Sarah Jessica Parker is fed up with criticisms about her looks in Sex And The City reboot
The actress is calling out the “misogynist chatter” about the way her character and other older women are allowed to look in the upcoming HBO series, And Just Like That.
There is much excitement about Sarah Jessica Parker stepping back into her Manolo Blahniks for her iconic role as Carrie Bradshaw. If you haven’t heard, they’re bringing back Sex And The City (grab your cosmos) in the form of the new HBO series, And Just Like That.
Except that the current chatter seems to be on SJP’s appearance instead. In a recent Vogue interview, the 56-year-old got candid about the criticisms – not just about her but the way older women in general are allowed to look.

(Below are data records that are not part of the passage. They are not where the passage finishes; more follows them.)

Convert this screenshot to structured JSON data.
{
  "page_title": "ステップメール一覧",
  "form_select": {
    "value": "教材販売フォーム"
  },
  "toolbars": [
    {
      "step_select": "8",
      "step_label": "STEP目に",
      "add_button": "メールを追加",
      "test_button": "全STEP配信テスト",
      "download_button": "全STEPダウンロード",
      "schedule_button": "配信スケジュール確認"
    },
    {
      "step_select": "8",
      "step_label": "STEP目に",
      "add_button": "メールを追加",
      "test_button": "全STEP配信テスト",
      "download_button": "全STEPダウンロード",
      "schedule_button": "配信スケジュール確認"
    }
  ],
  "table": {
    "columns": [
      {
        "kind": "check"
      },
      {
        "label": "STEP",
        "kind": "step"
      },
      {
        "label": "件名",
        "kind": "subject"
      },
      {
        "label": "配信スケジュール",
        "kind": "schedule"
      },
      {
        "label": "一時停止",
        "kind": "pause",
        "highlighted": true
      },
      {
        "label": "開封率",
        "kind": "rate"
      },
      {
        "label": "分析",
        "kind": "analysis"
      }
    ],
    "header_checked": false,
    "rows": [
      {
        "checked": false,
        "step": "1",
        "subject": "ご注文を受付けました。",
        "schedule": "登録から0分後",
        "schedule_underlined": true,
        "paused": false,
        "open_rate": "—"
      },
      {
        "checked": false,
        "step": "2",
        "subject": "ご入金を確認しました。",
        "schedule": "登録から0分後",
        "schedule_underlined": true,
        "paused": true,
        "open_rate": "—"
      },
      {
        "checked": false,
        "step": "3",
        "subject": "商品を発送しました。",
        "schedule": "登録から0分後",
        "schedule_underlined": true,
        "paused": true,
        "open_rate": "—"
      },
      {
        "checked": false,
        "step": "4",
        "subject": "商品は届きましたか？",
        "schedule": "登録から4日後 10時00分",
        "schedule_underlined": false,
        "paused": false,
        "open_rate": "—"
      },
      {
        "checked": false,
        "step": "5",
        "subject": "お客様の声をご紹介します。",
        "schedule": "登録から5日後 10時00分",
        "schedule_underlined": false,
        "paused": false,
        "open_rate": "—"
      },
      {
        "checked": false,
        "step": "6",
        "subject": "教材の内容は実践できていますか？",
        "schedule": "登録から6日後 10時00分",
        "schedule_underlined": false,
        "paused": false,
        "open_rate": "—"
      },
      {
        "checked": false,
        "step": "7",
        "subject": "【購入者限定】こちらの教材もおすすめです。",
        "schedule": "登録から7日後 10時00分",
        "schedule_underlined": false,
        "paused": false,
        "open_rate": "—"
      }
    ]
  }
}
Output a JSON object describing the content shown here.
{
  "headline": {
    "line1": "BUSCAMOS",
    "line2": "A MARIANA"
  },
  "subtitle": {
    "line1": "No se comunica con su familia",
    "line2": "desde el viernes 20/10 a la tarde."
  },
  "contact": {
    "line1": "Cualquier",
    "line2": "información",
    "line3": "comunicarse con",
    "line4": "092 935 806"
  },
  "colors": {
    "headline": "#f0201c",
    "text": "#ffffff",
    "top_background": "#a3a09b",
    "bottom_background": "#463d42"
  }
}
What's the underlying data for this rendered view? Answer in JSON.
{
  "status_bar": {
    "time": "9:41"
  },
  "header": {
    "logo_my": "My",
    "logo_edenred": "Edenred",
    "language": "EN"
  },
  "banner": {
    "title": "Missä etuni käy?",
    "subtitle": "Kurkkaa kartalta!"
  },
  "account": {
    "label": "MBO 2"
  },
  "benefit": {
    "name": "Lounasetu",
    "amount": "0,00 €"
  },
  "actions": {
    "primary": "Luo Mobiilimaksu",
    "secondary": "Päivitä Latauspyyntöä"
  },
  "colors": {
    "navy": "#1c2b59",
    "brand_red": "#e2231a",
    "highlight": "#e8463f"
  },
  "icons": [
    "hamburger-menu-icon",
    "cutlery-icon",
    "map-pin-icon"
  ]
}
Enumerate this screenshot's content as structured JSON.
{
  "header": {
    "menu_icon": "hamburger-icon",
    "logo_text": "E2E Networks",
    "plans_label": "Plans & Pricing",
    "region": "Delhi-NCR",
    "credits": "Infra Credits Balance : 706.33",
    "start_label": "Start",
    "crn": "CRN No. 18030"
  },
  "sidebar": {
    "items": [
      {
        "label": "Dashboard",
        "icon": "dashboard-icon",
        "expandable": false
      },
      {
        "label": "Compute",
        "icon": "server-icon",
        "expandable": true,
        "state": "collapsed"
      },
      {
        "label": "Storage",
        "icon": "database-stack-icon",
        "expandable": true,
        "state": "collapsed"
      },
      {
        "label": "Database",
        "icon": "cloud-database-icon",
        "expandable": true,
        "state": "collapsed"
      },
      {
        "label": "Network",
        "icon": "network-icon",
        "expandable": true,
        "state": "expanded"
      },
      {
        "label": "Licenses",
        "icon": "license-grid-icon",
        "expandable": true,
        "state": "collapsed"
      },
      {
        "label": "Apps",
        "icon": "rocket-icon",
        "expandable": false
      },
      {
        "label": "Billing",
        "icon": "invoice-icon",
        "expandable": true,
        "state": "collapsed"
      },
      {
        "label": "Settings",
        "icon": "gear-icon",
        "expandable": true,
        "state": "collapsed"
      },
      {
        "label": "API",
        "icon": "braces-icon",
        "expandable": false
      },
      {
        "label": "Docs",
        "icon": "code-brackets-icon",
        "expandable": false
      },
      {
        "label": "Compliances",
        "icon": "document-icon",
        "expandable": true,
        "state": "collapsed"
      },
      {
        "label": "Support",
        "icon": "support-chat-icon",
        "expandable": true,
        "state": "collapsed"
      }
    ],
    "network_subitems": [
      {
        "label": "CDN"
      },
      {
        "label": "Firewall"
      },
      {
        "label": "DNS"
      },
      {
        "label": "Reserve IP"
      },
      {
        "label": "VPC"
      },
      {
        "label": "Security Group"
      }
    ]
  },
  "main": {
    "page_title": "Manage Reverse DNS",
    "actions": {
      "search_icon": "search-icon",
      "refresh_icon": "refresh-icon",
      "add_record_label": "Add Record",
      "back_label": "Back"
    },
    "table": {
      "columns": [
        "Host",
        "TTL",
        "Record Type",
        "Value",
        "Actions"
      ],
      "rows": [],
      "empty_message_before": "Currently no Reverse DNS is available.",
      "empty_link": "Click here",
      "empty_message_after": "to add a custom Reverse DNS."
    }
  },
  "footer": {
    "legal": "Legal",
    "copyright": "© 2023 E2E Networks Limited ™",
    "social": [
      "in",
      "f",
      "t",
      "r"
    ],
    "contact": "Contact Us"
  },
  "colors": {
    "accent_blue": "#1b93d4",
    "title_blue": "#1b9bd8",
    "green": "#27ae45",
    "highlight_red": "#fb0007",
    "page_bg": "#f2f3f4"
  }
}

"There's so much misogynist chatter in response to us that would never. Happen. About. A. Man," said Parker, emphasising every word.
"'Grey hair, grey hair, grey hair. Does she have grey hair?' I'm sitting with Andy Cohen and he has a full head of grey hair and he's exquisite. Why is it okay for him? I don't know what to tell you people!"
She added: "Everyone has something to say. She has too many wrinkles, she doesn't have enough wrinkles".
"It almost feels as if people don't want us to be perfectly okay with where we are, as if they almost enjoy us being pained by who we are today, whether we choose to age naturally and not look perfect, or whether you do something if that makes you feel better. I know what I look like. I have no choice. What am I going to do about it? Stop ageing? Disappear?" said Parker.
And she isn’t alone in those sentiments. SATC’s producer and writer Michael Patrick King also shared the cattiness that the new series has received. "When we announced And Just Like That, there were a lot of positive reactions, but one bitchy response online was people sharing pictures of the Golden Girls," he told Vogue.
"And I was like, 'Wow, so it's either you're 35, or you're retired and living in Florida. There's a missing chapter here'."
Cynthia Nixon, who is reprising her role as Miranda Hobbs in the revival series, also said: “I like that we're not trying to youthify the show. We're not including, like, a 21-year-old niece".
The new series’ writer Samantha Irby added: "I think it's revolutionary to do a show about middle-aged women with their ageing lady bodies".